__WHAT TO WORK ON__. A word-for-word restatement of all the records is the required answer.

[Records from a dataset]
╔══

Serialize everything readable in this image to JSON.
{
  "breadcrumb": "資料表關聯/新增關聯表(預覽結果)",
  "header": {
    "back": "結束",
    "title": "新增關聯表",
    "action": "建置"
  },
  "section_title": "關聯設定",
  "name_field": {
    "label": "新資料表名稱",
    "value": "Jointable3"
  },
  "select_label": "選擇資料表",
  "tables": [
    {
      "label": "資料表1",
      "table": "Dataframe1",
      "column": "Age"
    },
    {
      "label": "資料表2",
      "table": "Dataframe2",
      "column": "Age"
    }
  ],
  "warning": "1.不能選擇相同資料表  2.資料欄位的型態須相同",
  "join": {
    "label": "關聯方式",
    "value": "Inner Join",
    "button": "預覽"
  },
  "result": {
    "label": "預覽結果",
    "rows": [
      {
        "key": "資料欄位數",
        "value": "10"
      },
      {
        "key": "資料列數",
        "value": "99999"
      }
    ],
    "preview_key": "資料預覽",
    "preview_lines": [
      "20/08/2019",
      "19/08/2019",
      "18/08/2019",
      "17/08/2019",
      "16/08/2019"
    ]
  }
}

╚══

__EXERCISE RESULT__.
Serialize everything readable in this image to JSON.
{
  "breadcrumb": "資料表關聯/新增關聯表(預覽結果)",
  "header": {
    "back": "結束",
    "title": "新增關聯表",
    "action": "建置"
  },
  "section_title": "關聯設定",
  "name_field": {
    "label": "新資料表名稱",
    "value": "Jointable3"
  },
  "select_label": "選擇資料表",
  "tables": [
    {
      "label": "資料表1",
      "table": "Dataframe1",
      "column": "Age"
    },
    {
      "label": "資料表2",
      "table": "Dataframe2",
      "column": "Age"
    }
  ],
  "warning": "1.不能選擇相同資料表  2.資料欄位的型態須相同",
  "join": {
    "label": "關聯方式",
    "value": "Inner Join",
    "button": "預覽"
  },
  "result": {
    "label": "預覽結果",
    "rows": [
      {
        "key": "資料欄位數",
        "value": "10"
      },
      {
        "key": "資料列數",
        "value": "99999"
      }
    ],
    "preview_key": "資料預覽",
    "preview_lines": [
      "20/08/2019",
      "19/08/2019",
      "18/08/2019",
      "17/08/2019",
      "16/08/2019"
    ]
  }
}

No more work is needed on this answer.